→ Task details: The listing is to be printed in full, exactly as given.
◇ ◇ ◇ ◇ ◇ ◇ ◇
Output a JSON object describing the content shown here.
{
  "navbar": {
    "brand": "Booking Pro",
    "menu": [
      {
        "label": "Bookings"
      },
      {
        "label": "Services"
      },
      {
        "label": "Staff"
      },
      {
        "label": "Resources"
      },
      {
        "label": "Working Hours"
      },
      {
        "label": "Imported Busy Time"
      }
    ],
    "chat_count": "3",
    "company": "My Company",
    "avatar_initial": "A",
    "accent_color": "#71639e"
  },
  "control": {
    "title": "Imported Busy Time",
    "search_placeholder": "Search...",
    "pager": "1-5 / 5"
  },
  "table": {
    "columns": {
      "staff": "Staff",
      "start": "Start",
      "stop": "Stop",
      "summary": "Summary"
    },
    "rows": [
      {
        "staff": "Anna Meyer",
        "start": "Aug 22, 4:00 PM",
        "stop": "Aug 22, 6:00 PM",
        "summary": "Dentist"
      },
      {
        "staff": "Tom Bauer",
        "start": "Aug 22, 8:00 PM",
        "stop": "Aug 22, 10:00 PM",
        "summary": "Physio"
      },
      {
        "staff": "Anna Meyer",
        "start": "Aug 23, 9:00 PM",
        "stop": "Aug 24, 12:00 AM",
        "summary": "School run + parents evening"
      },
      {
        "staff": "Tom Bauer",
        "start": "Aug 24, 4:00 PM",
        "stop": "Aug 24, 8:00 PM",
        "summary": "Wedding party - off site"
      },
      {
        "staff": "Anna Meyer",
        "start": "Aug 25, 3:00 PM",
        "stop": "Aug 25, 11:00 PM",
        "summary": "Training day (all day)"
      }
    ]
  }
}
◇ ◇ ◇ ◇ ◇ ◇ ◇
→ Answer to this task:
Output a JSON object describing the content shown here.
{
  "navbar": {
    "brand": "Booking Pro",
    "menu": [
      {
        "label": "Bookings"
      },
      {
        "label": "Services"
      },
      {
        "label": "Staff"
      },
      {
        "label": "Resources"
      },
      {
        "label": "Working Hours"
      },
      {
        "label": "Imported Busy Time"
      }
    ],
    "chat_count": "3",
    "company": "My Company",
    "avatar_initial": "A",
    "accent_color": "#71639e"
  },
  "control": {
    "title": "Imported Busy Time",
    "search_placeholder": "Search...",
    "pager": "1-5 / 5"
  },
  "table": {
    "columns": {
      "staff": "Staff",
      "start": "Start",
      "stop": "Stop",
      "summary": "Summary"
    },
    "rows": [
      {
        "staff": "Anna Meyer",
        "start": "Aug 22, 4:00 PM",
        "stop": "Aug 22, 6:00 PM",
        "summary": "Dentist"
      },
      {
        "staff": "Tom Bauer",
        "start": "Aug 22, 8:00 PM",
        "stop": "Aug 22, 10:00 PM",
        "summary": "Physio"
      },
      {
        "staff": "Anna Meyer",
        "start": "Aug 23, 9:00 PM",
        "stop": "Aug 24, 12:00 AM",
        "summary": "School run + parents evening"
      },
      {
        "staff": "Tom Bauer",
        "start": "Aug 24, 4:00 PM",
        "stop": "Aug 24, 8:00 PM",
        "summary": "Wedding party - off site"
      },
      {
        "staff": "Anna Meyer",
        "start": "Aug 25, 3:00 PM",
        "stop": "Aug 25, 11:00 PM",
        "summary": "Training day (all day)"
      }
    ]
  }
}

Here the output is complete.